------ Information ------
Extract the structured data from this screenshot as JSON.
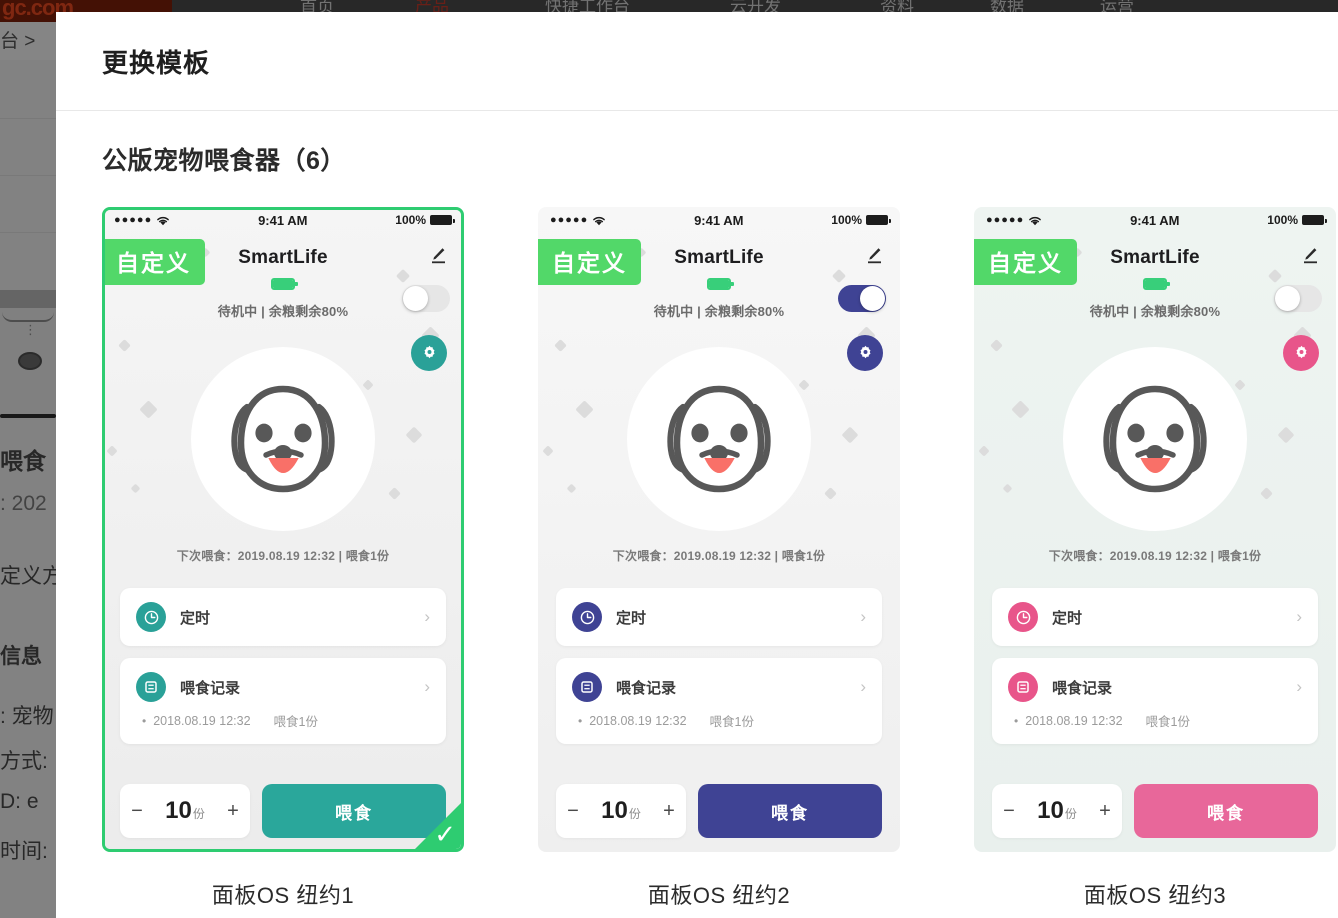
{
  "background_page": {
    "logo_text": "gc.com",
    "nav_items": [
      "首页",
      "产品",
      "快捷工作台",
      "云开发",
      "资料",
      "数据",
      "运营"
    ],
    "breadcrumb": "台 >",
    "texts": [
      "喂食",
      ": 202",
      "定义方:",
      "信息",
      ": 宠物",
      "方式:",
      "D: e",
      "时间:"
    ]
  },
  "modal": {
    "title": "更换模板",
    "section_title": "公版宠物喂食器（6）"
  },
  "shared": {
    "status_dots": "●●●●●",
    "status_time": "9:41 AM",
    "battery_percent": "100%",
    "badge_label": "自定义",
    "app_title": "SmartLife",
    "device_status": "待机中 | 余粮剩余80%",
    "next_feed": "下次喂食：2019.08.19 12:32 | 喂食1份",
    "timer_label": "定时",
    "record_label": "喂食记录",
    "record_time": "2018.08.19 12:32",
    "record_amount": "喂食1份",
    "stepper_minus": "−",
    "stepper_plus": "+",
    "stepper_value": "10",
    "stepper_unit": "份",
    "feed_button": "喂食",
    "chevron": "›",
    "bullet": "•",
    "check_mark": "✓",
    "battery_icon_name": "battery-icon",
    "wifi_icon_name": "wifi-icon",
    "pencil_icon_name": "pencil-edit-icon",
    "gear_icon_name": "gear-settings-icon",
    "clock_icon_name": "clock-icon",
    "list-icon_name": "list-record-icon",
    "dog_icon_name": "dog-face-icon"
  },
  "templates": [
    {
      "caption": "面板OS 纽约1",
      "accent": "#2aa198",
      "accent_soft": "#2aa198",
      "bg_top": "#f5f5f5",
      "bg_bottom": "#ececec",
      "toggle_state": "off",
      "selected": true,
      "feed_btn_color": "#2aa79b"
    },
    {
      "caption": "面板OS 纽约2",
      "accent": "#3f4394",
      "accent_soft": "#3f4394",
      "bg_top": "#f7f7f7",
      "bg_bottom": "#efefef",
      "toggle_state": "on",
      "selected": false,
      "feed_btn_color": "#3f4394"
    },
    {
      "caption": "面板OS 纽约3",
      "accent": "#e8558a",
      "accent_soft": "#e8558a",
      "bg_top": "#eef4f1",
      "bg_bottom": "#e9f0ed",
      "toggle_state": "off",
      "selected": false,
      "feed_btn_color": "#e8679a"
    }
  ]
}
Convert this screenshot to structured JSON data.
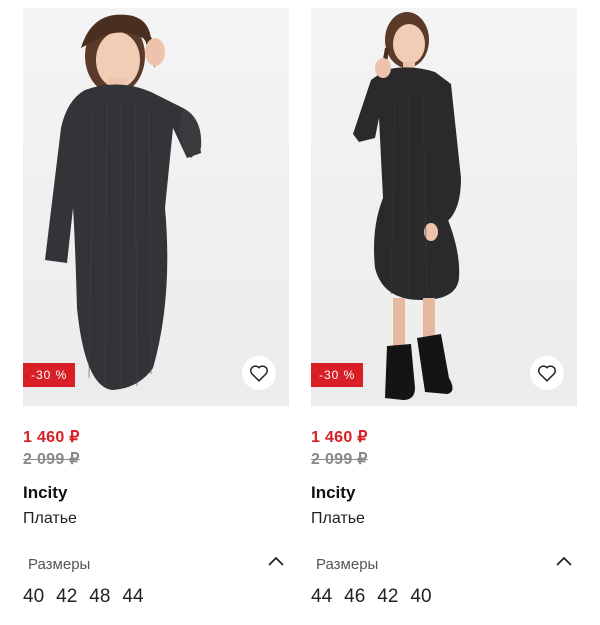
{
  "products": [
    {
      "discount_badge": "-30 %",
      "price_new": "1 460 ₽",
      "price_old": "2 099 ₽",
      "brand": "Incity",
      "product_type": "Платье",
      "sizes_label": "Размеры",
      "sizes": [
        "40",
        "42",
        "48",
        "44"
      ],
      "favorite_icon": "heart-outline-icon",
      "collapse_icon": "chevron-up-icon",
      "dress_color": "#333338"
    },
    {
      "discount_badge": "-30 %",
      "price_new": "1 460 ₽",
      "price_old": "2 099 ₽",
      "brand": "Incity",
      "product_type": "Платье",
      "sizes_label": "Размеры",
      "sizes": [
        "44",
        "46",
        "42",
        "40"
      ],
      "favorite_icon": "heart-outline-icon",
      "collapse_icon": "chevron-up-icon",
      "dress_color": "#2a2a2d"
    }
  ],
  "colors": {
    "accent_red": "#d81f26",
    "old_price_gray": "#8a8a8a"
  }
}
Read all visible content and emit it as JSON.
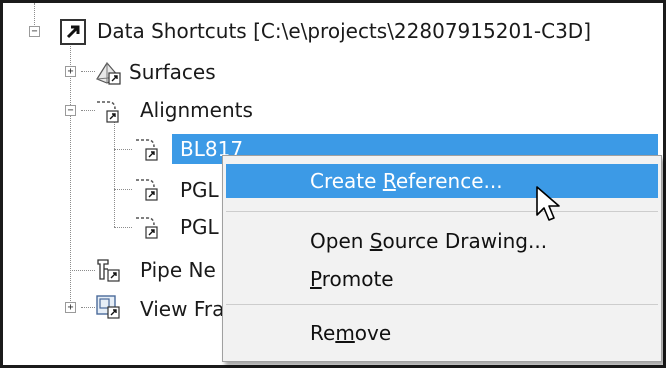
{
  "tree": {
    "root": {
      "label": "Data Shortcuts [C:\\e\\projects\\22807915201-C3D]",
      "expander": "−"
    },
    "surfaces": {
      "label": "Surfaces",
      "expander": "+"
    },
    "alignments": {
      "label": "Alignments",
      "expander": "−",
      "children": [
        {
          "label": "BL817",
          "selected": true
        },
        {
          "label": "PGL"
        },
        {
          "label": "PGL"
        }
      ]
    },
    "pipe_networks": {
      "label": "Pipe Ne"
    },
    "view_frames": {
      "label": "View Fra",
      "expander": "+"
    }
  },
  "context_menu": {
    "create_reference": {
      "pre": "Create ",
      "mnemonic": "R",
      "post": "eference..."
    },
    "open_source_drawing": {
      "pre": "Open ",
      "mnemonic": "S",
      "post": "ource Drawing..."
    },
    "promote": {
      "pre": "",
      "mnemonic": "P",
      "post": "romote"
    },
    "remove": {
      "pre": "Re",
      "mnemonic": "m",
      "post": "ove"
    }
  },
  "colors": {
    "selection": "#3c9ae6",
    "menu_background": "#f2f2f2",
    "outer_border": "#1b1b1b"
  },
  "icons": {
    "root": "shortcut-arrow-icon",
    "surfaces": "surface-icon",
    "alignments": "alignment-icon",
    "pipe_networks": "pipe-network-icon",
    "view_frames": "view-frame-icon",
    "cursor": "mouse-pointer-icon"
  }
}
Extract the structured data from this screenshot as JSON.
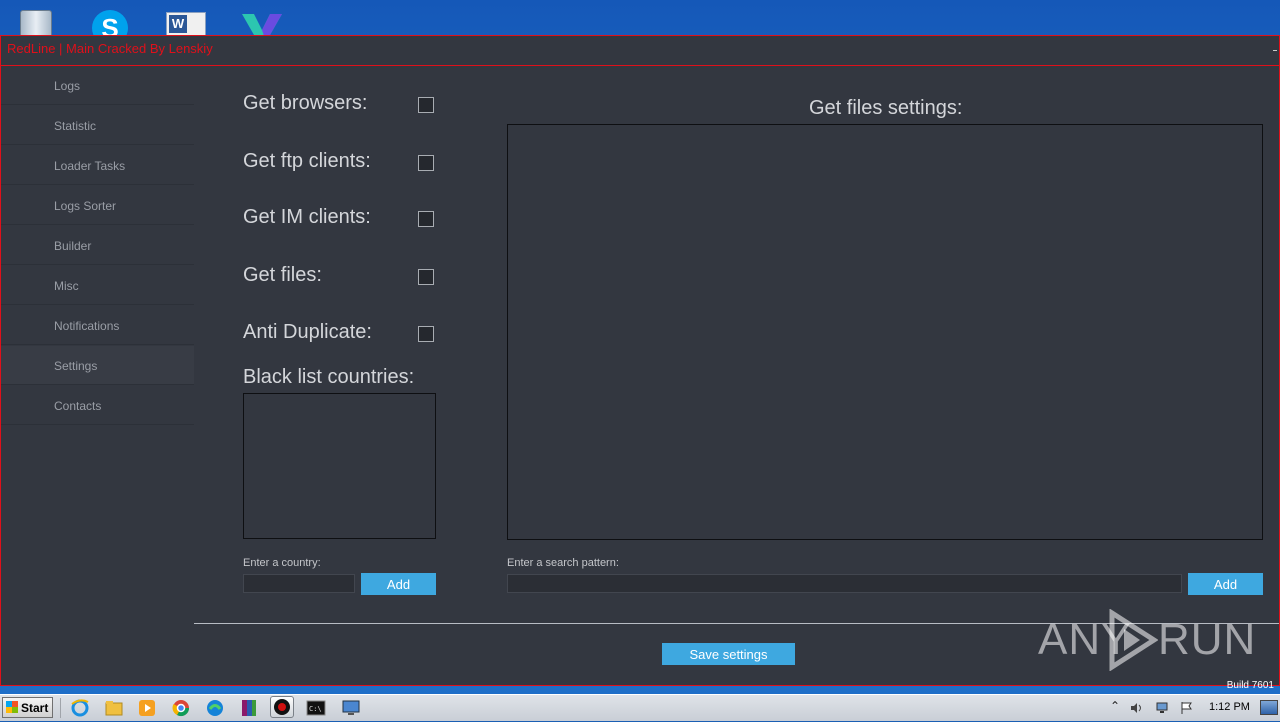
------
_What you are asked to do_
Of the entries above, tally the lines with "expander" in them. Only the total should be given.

_Written answer_
4